On the opposite end of the spectrum is Mt Medvednica, a peak located just north of Zagreb. There's a winter sports centre here where you can ski, and if the snow isn't looking great, they keep the terrain extra white with artificial snow. Mt Medvednica is part of a nature park, too, so if you come in the off-snow seasons, you can hike around the trails instead.
Cuisine in Croatia is largely categorised by what region you're in, so no two areas will serve up the exact same dish. Zagreb is in mainland Croatia, which means it's influenced by nearby countries like Slovenia and Italy so traditionally features dishes that include meat, pasta, vegetables and cheeses.
Recently Zagreb has fallen head over heels for bistro fare and fusion cuisine, along with on-the-go eats. However, unflinching staples like the wonderfully vibrant Tkalciceva will never lose their lustre on a foodie's radar. Tkalciceva is a cafe-and-restaurant-lined street that was once covered by the Medvescak creek, and is now one of Gornji Grad's most-walked avenues.

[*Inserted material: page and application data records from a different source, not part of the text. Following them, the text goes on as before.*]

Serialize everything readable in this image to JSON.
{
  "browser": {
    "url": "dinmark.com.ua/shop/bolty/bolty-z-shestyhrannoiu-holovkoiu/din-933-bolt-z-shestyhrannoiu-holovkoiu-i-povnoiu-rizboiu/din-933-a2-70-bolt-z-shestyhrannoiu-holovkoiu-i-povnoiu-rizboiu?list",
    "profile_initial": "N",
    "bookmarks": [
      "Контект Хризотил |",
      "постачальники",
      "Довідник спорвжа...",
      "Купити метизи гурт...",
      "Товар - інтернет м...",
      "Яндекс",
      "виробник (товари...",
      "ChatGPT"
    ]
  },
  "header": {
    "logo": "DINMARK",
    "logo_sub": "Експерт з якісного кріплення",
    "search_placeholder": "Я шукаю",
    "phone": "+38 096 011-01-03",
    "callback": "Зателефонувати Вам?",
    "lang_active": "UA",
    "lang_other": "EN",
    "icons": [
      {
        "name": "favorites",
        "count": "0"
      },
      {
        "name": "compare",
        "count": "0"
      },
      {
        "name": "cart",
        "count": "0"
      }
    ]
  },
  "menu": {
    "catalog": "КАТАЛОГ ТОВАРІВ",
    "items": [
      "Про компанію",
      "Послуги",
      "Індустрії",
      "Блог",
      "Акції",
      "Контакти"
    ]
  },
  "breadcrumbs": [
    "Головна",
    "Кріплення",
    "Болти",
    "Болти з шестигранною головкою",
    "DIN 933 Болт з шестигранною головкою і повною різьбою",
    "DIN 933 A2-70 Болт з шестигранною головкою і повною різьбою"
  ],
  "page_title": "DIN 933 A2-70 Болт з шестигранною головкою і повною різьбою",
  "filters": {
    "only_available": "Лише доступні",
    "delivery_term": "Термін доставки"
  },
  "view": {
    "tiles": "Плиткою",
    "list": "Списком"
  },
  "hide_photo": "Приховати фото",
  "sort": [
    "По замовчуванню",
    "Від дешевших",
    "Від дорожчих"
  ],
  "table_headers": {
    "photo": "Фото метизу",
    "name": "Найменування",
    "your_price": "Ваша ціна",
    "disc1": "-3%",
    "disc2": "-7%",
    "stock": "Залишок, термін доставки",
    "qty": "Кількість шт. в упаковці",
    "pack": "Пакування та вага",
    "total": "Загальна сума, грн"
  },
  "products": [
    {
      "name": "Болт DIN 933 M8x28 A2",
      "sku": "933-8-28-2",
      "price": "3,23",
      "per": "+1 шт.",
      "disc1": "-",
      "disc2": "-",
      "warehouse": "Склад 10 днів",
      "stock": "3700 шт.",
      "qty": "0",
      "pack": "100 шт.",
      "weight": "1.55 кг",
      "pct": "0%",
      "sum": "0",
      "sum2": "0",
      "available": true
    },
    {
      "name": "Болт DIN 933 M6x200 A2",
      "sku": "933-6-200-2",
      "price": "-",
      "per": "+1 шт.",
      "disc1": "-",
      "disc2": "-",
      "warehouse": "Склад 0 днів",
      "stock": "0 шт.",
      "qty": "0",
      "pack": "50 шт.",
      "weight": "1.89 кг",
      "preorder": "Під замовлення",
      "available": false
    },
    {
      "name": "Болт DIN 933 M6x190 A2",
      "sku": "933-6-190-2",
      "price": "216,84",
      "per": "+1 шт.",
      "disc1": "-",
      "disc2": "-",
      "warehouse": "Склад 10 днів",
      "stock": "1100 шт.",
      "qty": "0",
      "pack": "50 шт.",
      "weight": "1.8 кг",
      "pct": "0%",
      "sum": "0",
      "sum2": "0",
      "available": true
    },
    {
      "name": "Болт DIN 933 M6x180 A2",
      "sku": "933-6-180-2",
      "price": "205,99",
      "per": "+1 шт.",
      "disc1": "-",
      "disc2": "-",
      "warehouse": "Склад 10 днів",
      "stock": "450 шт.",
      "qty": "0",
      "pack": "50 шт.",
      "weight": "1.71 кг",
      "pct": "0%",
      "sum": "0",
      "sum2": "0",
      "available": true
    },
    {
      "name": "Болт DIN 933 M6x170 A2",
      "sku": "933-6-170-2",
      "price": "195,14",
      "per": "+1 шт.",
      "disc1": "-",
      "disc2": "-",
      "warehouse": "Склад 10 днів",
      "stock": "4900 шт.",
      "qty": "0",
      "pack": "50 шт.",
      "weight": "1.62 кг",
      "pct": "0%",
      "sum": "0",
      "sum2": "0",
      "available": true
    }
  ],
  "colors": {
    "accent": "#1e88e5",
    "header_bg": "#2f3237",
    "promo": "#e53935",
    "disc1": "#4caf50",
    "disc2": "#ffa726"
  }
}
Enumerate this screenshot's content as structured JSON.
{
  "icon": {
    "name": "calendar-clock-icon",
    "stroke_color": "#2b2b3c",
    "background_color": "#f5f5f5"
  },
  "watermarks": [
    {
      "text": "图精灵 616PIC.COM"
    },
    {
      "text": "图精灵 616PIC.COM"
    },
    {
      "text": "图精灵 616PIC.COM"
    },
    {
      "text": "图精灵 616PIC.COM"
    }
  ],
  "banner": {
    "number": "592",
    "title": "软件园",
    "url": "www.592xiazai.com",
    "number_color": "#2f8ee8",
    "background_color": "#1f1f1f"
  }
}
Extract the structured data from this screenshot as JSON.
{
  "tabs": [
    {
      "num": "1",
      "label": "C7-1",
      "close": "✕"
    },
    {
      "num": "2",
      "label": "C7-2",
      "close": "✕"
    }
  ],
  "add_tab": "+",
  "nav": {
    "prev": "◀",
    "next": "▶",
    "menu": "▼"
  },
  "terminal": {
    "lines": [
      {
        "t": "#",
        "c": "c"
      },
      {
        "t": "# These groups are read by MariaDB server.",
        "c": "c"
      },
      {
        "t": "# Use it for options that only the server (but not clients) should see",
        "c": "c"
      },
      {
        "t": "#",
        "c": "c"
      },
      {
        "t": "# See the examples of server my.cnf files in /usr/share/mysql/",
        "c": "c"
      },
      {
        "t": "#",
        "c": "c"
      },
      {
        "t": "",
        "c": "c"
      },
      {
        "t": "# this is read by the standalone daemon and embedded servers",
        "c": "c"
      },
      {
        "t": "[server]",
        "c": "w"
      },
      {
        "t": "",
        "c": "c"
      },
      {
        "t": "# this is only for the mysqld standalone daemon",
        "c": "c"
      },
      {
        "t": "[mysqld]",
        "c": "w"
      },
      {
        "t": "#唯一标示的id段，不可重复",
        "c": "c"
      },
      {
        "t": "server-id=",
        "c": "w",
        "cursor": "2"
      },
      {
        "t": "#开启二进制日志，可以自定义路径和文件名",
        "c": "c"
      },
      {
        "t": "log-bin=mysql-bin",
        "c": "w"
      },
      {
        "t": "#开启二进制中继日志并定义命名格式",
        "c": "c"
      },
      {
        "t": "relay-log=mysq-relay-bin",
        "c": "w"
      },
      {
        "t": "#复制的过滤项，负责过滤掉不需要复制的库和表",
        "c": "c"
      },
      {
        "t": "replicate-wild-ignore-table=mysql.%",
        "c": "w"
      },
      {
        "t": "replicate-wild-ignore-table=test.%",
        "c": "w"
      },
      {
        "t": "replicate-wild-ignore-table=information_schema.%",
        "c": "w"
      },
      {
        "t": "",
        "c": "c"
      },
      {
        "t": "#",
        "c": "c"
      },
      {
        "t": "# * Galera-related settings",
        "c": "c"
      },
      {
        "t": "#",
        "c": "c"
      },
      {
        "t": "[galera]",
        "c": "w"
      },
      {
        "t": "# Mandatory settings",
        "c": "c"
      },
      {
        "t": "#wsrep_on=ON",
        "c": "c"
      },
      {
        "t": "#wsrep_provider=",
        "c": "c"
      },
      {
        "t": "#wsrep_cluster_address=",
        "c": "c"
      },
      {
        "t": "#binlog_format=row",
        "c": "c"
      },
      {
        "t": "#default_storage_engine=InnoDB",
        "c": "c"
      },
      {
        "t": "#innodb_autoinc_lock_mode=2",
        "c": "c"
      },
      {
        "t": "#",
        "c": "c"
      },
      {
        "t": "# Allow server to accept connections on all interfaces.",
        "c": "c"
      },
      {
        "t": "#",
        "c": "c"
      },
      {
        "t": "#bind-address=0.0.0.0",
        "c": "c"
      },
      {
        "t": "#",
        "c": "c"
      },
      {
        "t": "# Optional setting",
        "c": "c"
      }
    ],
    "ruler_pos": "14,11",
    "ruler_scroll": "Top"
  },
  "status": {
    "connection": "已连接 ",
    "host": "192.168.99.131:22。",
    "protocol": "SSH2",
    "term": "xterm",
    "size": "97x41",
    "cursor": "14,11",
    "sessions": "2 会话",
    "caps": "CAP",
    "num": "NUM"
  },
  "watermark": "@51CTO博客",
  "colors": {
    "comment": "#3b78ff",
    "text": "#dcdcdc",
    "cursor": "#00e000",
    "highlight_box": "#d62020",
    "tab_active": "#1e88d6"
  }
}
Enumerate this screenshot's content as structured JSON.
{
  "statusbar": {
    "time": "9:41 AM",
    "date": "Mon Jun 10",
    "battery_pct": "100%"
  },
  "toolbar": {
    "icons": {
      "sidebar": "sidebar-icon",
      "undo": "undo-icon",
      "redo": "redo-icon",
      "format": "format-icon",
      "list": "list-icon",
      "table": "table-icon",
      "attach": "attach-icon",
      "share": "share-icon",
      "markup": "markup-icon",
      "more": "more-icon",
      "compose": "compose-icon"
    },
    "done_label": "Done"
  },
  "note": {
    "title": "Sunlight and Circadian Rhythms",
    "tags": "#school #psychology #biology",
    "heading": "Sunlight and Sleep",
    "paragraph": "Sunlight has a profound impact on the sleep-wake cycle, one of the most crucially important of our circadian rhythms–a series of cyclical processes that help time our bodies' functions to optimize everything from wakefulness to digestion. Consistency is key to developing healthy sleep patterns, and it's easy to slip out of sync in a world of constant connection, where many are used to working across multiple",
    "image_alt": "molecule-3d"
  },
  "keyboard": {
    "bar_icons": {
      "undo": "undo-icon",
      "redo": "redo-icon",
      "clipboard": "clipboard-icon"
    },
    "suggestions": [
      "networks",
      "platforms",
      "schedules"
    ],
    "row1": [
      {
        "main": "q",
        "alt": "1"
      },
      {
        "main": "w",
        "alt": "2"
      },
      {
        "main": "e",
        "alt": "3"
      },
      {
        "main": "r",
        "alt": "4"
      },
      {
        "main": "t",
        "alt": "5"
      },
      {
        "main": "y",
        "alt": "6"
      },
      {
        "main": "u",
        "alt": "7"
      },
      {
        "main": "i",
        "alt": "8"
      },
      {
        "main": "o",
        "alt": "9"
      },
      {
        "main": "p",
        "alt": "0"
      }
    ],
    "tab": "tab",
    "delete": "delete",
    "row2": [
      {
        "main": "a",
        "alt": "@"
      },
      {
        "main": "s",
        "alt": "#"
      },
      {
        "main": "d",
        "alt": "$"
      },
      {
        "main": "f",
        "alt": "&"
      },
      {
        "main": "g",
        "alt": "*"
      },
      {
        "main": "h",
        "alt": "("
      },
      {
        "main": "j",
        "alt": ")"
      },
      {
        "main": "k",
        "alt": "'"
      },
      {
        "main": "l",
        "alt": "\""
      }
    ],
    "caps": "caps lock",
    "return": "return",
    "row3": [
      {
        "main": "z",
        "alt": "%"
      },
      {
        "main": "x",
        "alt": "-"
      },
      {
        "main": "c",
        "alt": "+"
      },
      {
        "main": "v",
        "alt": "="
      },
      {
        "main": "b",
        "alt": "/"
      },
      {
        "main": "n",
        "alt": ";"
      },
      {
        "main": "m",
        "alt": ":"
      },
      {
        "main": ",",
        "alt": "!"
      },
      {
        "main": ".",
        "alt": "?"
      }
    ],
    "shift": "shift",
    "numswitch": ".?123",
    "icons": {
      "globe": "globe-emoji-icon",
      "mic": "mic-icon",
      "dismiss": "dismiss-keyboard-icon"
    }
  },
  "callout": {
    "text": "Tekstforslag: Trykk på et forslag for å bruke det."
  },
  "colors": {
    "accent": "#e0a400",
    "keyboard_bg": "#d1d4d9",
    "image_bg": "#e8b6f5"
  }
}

Nightlife in Croatia is especially loved for its live music scene, simply because there are so many venues with this kind of entertainment. From neon-lit warehouses to intimate lofts, the nightlife offerings here are surprisingly versatile. There's a definite focus on electronic and techno music, but you'll find everything from alternative sounds to reggae too. And let's not forget the clubs down by Lake Jarun, either – here the waterfront is peppered with good-sized night spots, so you can expect a host of late-closing parties.
There aren't heaps of shopping opportunities in Zagreb, but those on offer are worth your time. Take Dolac Market, for example, Zagreb's finest and longest-running outdoor market. It's part-covered, part-open-air, featuring stalls hocking local fruits, vegetables and gifts. This is the place to go if you're after a truly authentic Croatian experience, plus it will help satisfy any hunger for retail you might have.